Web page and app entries
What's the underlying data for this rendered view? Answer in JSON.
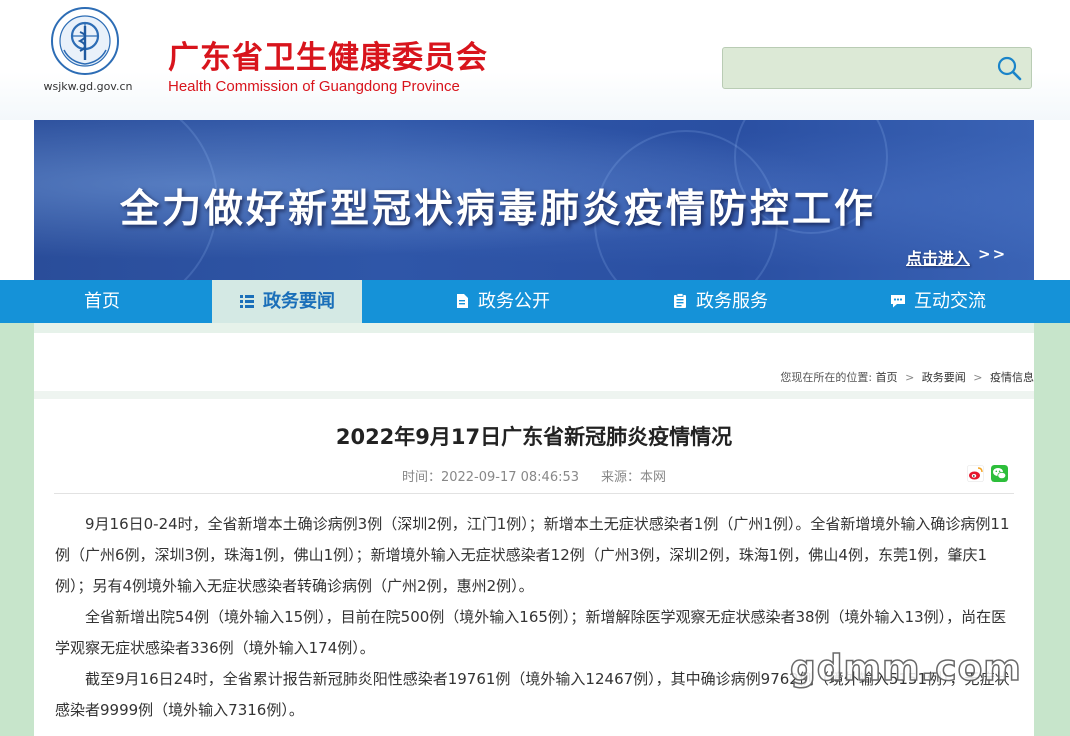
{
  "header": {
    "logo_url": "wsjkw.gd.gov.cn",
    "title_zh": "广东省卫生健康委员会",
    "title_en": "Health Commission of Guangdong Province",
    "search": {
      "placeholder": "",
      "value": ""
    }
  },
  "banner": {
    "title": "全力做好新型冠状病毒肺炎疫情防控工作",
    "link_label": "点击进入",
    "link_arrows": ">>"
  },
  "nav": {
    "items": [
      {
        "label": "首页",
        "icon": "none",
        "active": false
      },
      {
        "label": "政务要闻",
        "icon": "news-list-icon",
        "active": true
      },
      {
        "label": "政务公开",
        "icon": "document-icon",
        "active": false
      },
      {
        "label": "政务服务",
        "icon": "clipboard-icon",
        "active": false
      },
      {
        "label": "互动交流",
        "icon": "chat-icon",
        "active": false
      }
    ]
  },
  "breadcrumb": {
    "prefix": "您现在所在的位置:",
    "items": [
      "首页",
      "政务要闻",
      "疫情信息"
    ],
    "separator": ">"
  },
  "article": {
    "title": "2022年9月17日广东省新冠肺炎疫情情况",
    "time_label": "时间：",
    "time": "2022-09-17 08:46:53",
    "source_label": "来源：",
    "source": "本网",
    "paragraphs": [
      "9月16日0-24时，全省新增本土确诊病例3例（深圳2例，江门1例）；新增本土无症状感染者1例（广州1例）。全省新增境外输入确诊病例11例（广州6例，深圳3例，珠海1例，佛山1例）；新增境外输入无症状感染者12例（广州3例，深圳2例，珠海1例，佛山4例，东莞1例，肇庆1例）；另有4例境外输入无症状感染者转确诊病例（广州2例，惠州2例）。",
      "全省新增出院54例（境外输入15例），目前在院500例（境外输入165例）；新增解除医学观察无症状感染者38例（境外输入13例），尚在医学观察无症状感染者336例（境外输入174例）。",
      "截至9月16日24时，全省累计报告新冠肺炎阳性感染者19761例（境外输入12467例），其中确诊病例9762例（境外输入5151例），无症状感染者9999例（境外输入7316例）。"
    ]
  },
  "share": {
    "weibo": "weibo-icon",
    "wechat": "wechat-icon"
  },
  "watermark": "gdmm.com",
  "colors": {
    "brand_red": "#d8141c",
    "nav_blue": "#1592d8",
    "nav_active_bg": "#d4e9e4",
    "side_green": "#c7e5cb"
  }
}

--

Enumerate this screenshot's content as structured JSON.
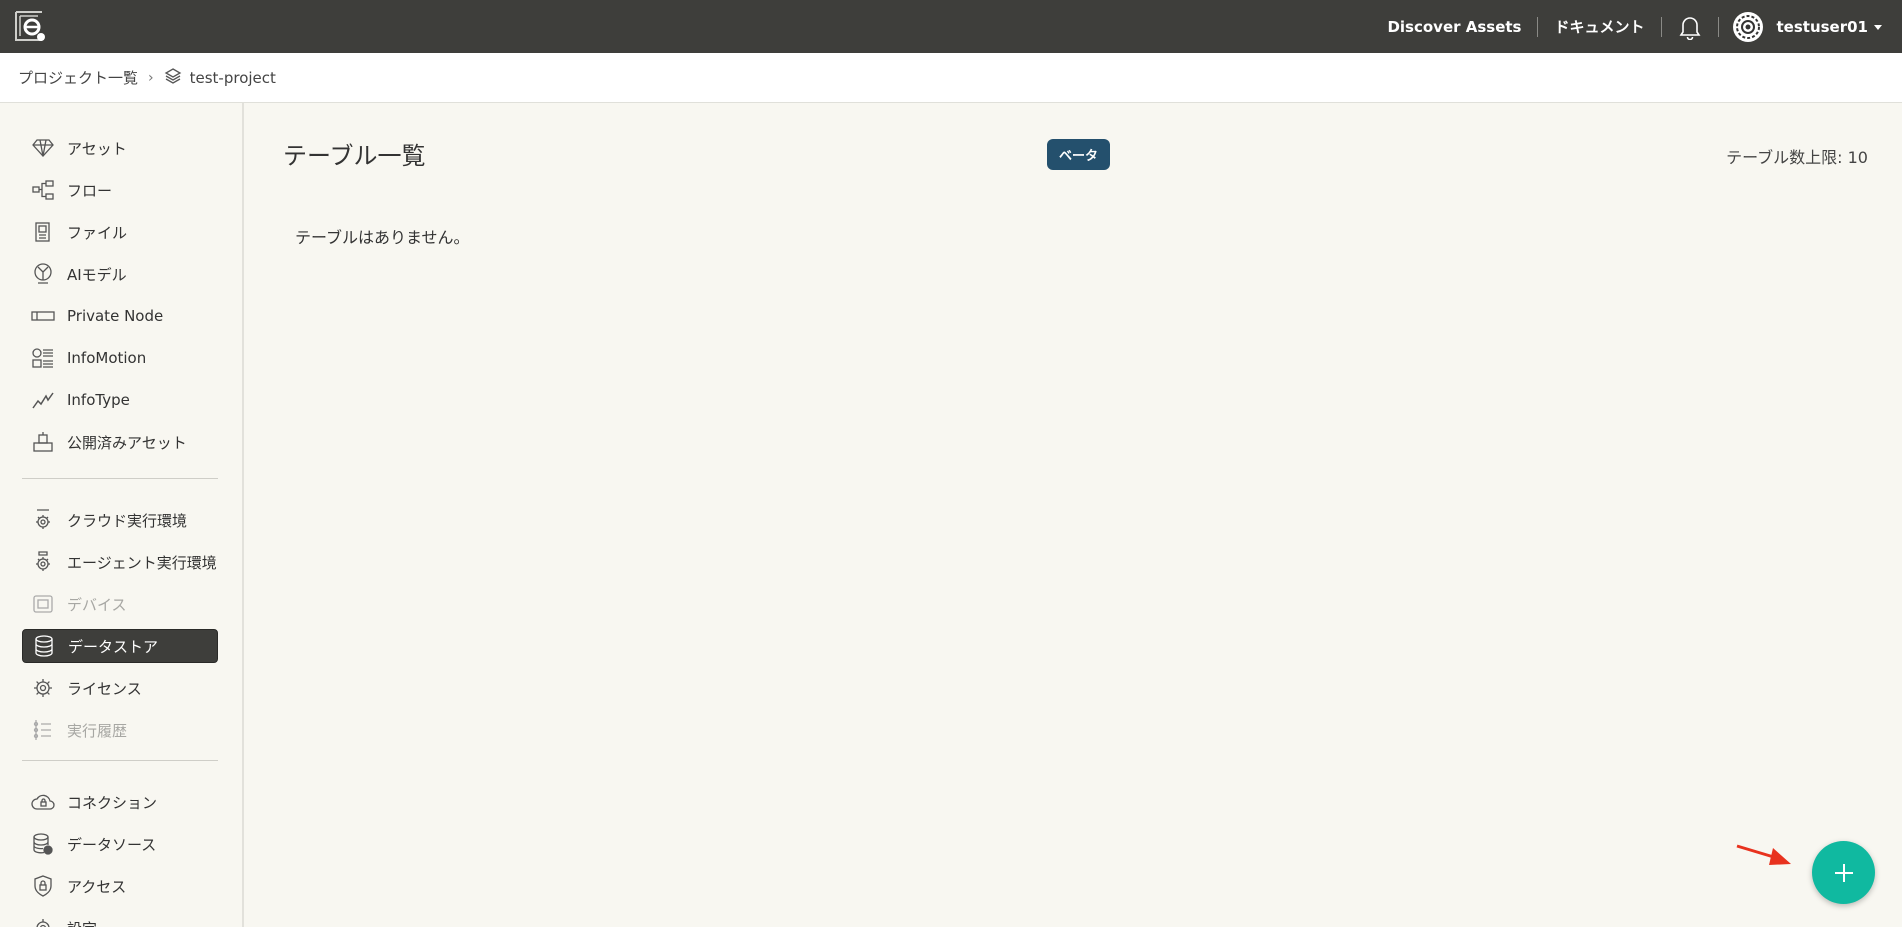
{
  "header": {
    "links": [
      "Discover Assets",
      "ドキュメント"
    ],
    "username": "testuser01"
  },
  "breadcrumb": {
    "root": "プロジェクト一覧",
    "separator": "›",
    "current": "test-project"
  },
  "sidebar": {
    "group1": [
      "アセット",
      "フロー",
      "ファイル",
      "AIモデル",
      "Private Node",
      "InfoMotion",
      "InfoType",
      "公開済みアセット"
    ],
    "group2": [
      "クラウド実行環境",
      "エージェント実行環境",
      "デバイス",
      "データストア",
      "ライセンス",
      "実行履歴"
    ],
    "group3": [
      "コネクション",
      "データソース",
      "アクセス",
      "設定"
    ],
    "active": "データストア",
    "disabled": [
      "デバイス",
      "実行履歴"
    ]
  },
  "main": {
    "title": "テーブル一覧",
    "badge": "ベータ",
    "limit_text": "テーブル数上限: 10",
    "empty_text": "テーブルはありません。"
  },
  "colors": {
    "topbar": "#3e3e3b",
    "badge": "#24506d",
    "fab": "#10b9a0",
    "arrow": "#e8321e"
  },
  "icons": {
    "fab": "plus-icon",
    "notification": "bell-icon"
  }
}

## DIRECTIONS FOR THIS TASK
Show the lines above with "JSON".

## SOLUTION FOR THIS PROBLEM
What's the underlying data for this rendered view? Answer in JSON.
Enumerate this screenshot's content as structured JSON.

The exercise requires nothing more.